I’m gutted I didn’t make it to Widzew Lodz when they played at their old ground as it looked like it would offer a proper old school Polish football experience. The club have fallen on troubled times recently after they got demoted to Poland’s 5th tier after going bankrupt in 2014/15. They are on the way back up now though and are currently playing in the Polish 3rd division. With a new stadium and a passionate and committed set of fans, the Lodz derby probably wouldn’t be too shabby an experience.
There’s not much to be had with the letter ‘X’. Xamax Neuchatel, located on the shores of Lake Geneva, would probably get my vote.
After watching Lokomotiv Moscow in the Russian capital who wouldn’t fancy a 57 hour train ride drinking Vodka with the locals in a sweaty 4-berth sleeper compartment to the Russian outpost that is Krasnoyarsk! I would definitely be out of my comfort zone on this one, but what doesn’t break you makes you stronger! Lying on the Trans Siberian train route from Moscow to Beijing, a trip to Krasnoyarsk kills two birds with one stone; the chance to experience one of the most famous train rides in the world, and to watch some football in a random Siberian outpost!

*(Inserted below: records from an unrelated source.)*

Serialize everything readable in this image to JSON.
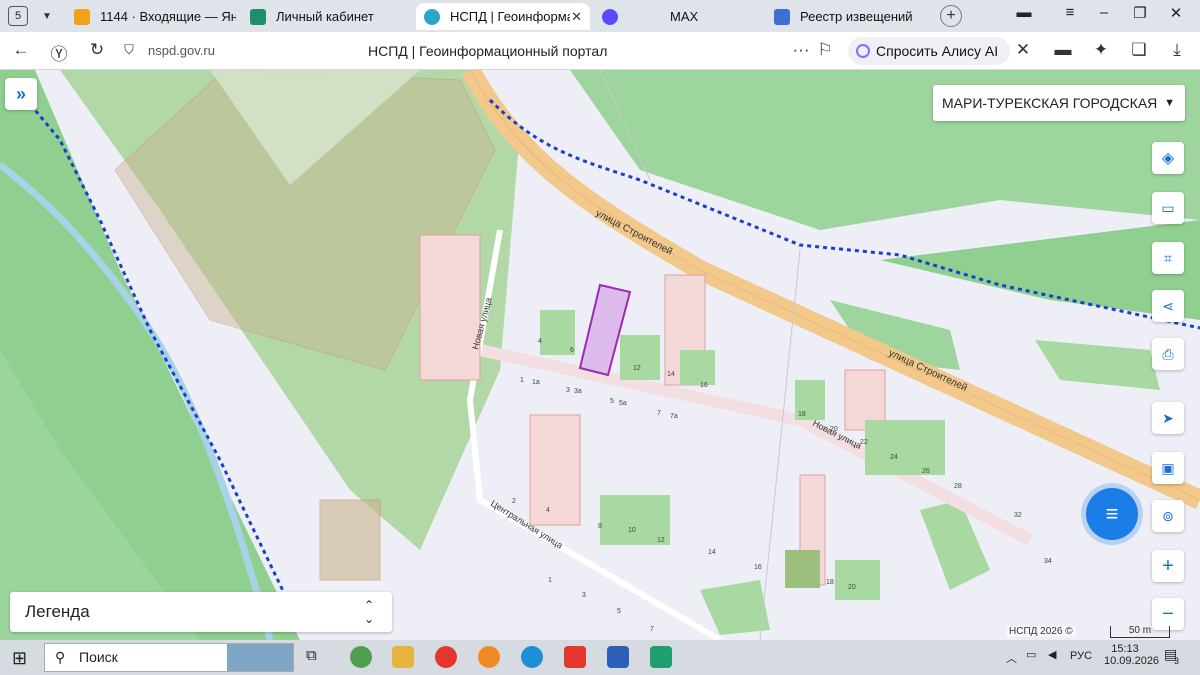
{
  "browser": {
    "tab_count": "5",
    "tabs": [
      {
        "title": "1144 · Входящие — Яндекс"
      },
      {
        "title": "Личный кабинет"
      },
      {
        "title": "НСПД | Геоинформационный портал"
      },
      {
        "title": "MAX"
      },
      {
        "title": "Реестр извещений"
      }
    ],
    "url": "nspd.gov.ru",
    "page_title": "НСПД | Геоинформационный портал",
    "alice_label": "Спросить Алису AI"
  },
  "map": {
    "region_select": "МАРИ-ТУРЕКСКАЯ ГОРОДСКАЯ",
    "legend_label": "Легенда",
    "copyright": "НСПД 2026 ©",
    "scale_label": "50 m",
    "streets": {
      "stroiteley_1": "улица Строителей",
      "stroiteley_2": "улица Строителей",
      "novaya_1": "Новая улица",
      "novaya_2": "Новая улица",
      "centralnaya": "Центральная улица"
    },
    "house_numbers": [
      "4",
      "6",
      "12",
      "14",
      "16",
      "1",
      "1а",
      "3",
      "3а",
      "5",
      "5а",
      "7",
      "7а",
      "18",
      "20",
      "22",
      "24",
      "26",
      "28",
      "2",
      "4",
      "8",
      "10",
      "12",
      "14",
      "16",
      "18",
      "20",
      "32",
      "34",
      "1",
      "3",
      "5",
      "7"
    ],
    "colors": {
      "forest": "#8fcf8f",
      "road": "#f2c98a",
      "highlight": "#9b2bb0",
      "boundary": "#1a3fd0"
    }
  },
  "taskbar": {
    "search_label": "Поиск",
    "lang": "РУС",
    "time": "15:13",
    "date": "10.09.2026",
    "notif_count": "3"
  }
}
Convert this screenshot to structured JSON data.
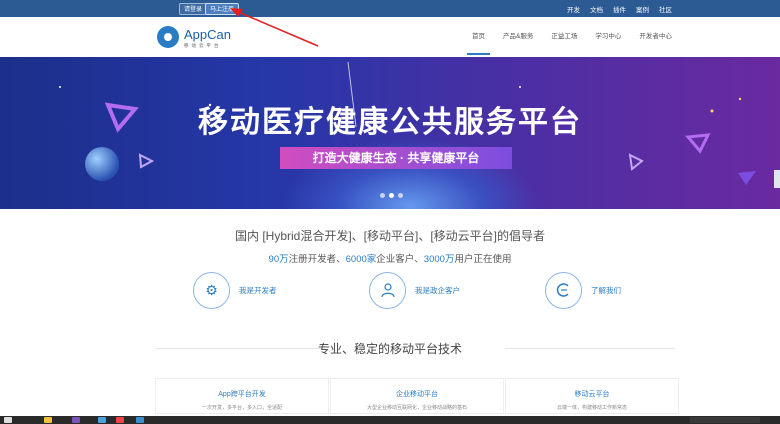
{
  "topbar": {
    "login_label": "请登录",
    "register_label": "马上注册",
    "links": [
      "开发",
      "文档",
      "插件",
      "案例",
      "社区"
    ]
  },
  "header": {
    "logo_name": "AppCan",
    "logo_sub": "移动云平台",
    "nav": [
      "首页",
      "产品&服务",
      "正益工场",
      "学习中心",
      "开发者中心"
    ],
    "active_nav": "首页"
  },
  "banner": {
    "title": "移动医疗健康公共服务平台",
    "slogan": "打造大健康生态 · 共享健康平台",
    "slide_count": 3,
    "active_slide": 2
  },
  "intro": {
    "headline": "国内 [Hybrid混合开发]、[移动平台]、[移动云平台]的倡导者",
    "stat1_value": "90万",
    "stat1_text": "注册开发者、",
    "stat2_value": "6000家",
    "stat2_text": "企业客户、",
    "stat3_value": "3000万",
    "stat3_text": "用户正在使用"
  },
  "cards": [
    {
      "label": "我是开发者",
      "icon": "gear-icon"
    },
    {
      "label": "我是政企客户",
      "icon": "user-icon"
    },
    {
      "label": "了解我们",
      "icon": "logo-c-icon"
    }
  ],
  "section": {
    "title": "专业、稳定的移动平台技术"
  },
  "panels": [
    {
      "title": "App跨平台开发",
      "desc": "一次开发，多平台，多入口，全适配"
    },
    {
      "title": "企业移动平台",
      "desc": "大型企业移动互联网化，企业移动战略的基石"
    },
    {
      "title": "移动云平台",
      "desc": "云端一体，构建移动工作新常态"
    }
  ],
  "colors": {
    "accent": "#2b7dc3",
    "topbar": "#2c5a92",
    "annotation": "#e02020"
  }
}
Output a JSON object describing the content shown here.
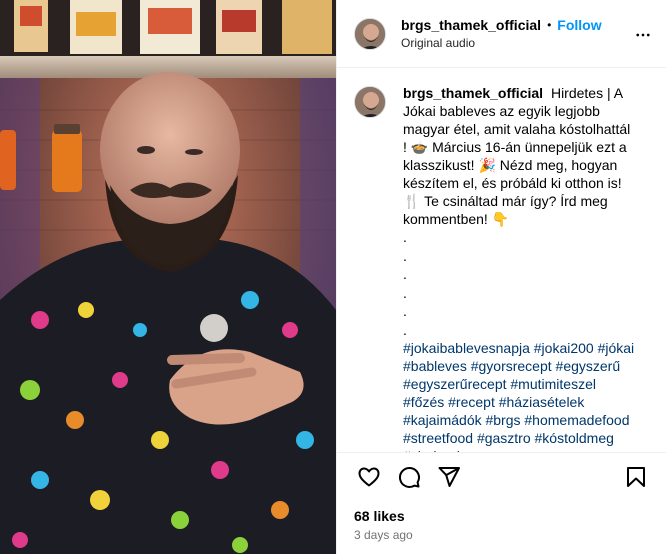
{
  "header": {
    "username": "brgs_thamek_official",
    "separator": "•",
    "follow_label": "Follow",
    "audio_label": "Original audio",
    "more_icon": "more-horizontal-icon"
  },
  "caption": {
    "username": "brgs_thamek_official",
    "text": "Hirdetes | A Jókai bableves az egyik legjobb magyar étel, amit valaha kóstolhattál ! 🍲 Március 16-án ünnepeljük ezt a klasszikust! 🎉 Nézd meg, hogyan készítem el, és próbáld ki otthon is! 🍴 Te csináltad már így? Írd meg kommentben! 👇",
    "dots": [
      ".",
      ".",
      ".",
      ".",
      ".",
      "."
    ],
    "hashtags": "#jokaibablevesnapja #jokai200 #jókai #bableves #gyorsrecept #egyszerű #egyszerűrecept #mutimiteszel #főzés #recept #háziasételek #kajaimádók #brgs #homemadefood #streetfood #gasztro #kóstoldmeg #viralreels"
  },
  "actions": {
    "like_icon": "heart-icon",
    "comment_icon": "comment-icon",
    "share_icon": "share-icon",
    "save_icon": "bookmark-icon"
  },
  "likes_text": "68 likes",
  "date_text": "3 days ago",
  "colors": {
    "follow": "#0095f6",
    "hashtag": "#00376b",
    "muted": "#737373"
  }
}
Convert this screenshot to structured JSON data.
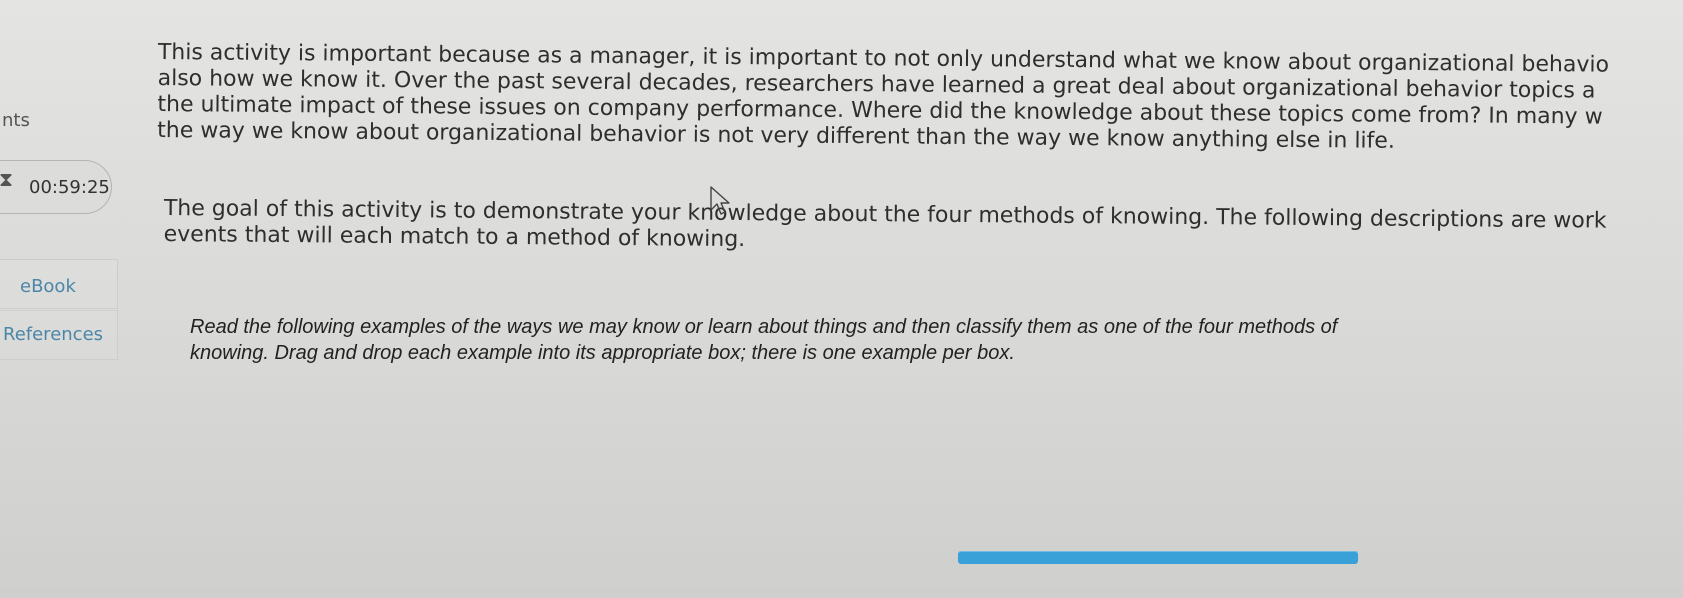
{
  "sidebar": {
    "points_label": "nts",
    "timer": "00:59:25",
    "ebook_label": "eBook",
    "references_label": "References",
    "timer_icon": "hourglass-icon"
  },
  "main": {
    "intro_lines": [
      "This activity is important because as a manager, it is important to not only understand what we know about organizational behavio",
      "also how we know it. Over the past several decades, researchers have learned a great deal about organizational behavior topics a",
      "the ultimate impact of these issues on company performance. Where did the knowledge about these topics come from? In many w",
      "the way we know about organizational behavior is not very different than the way we know anything else in life."
    ],
    "goal_lines": [
      "The goal of this activity is to demonstrate your knowledge about the four methods of knowing. The following descriptions are work",
      "events that will each match to a method of knowing."
    ],
    "instructions": "Read the following examples of the ways we may know or learn about things and then classify them as one of the four methods of knowing. Drag and drop each example into its appropriate box; there is one example per box."
  },
  "colors": {
    "background": "#dcdcda",
    "link": "#4b86a8",
    "progress_bar": "#3aa0d8"
  }
}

Yenisey Krasnoyarsk play in the Russian 2nd Division, and have a classic Eastern bloc stadium located on an island in the middle of the Yenisei River. This one’s worth the effort I reckon, but note to self – book a flight back to Moscow!
Bosnia has long been on my ‘to do list’ and after the struggles with X and Y all of a sudden I’m spoilt for choice. It was tempting to stay in the capital Sarajevo for the Zeleznicar experience, but Zrinski just nicks it for me. Mostar’s famous bridge is the ‘postcard’ shot the tourists want, but chuck in the Mostar derby whilst your there and I’m sure that will leave a few other lasting memories for sure!
by Jeff Prevost
Main photo: courtesy of http://www.iaks.org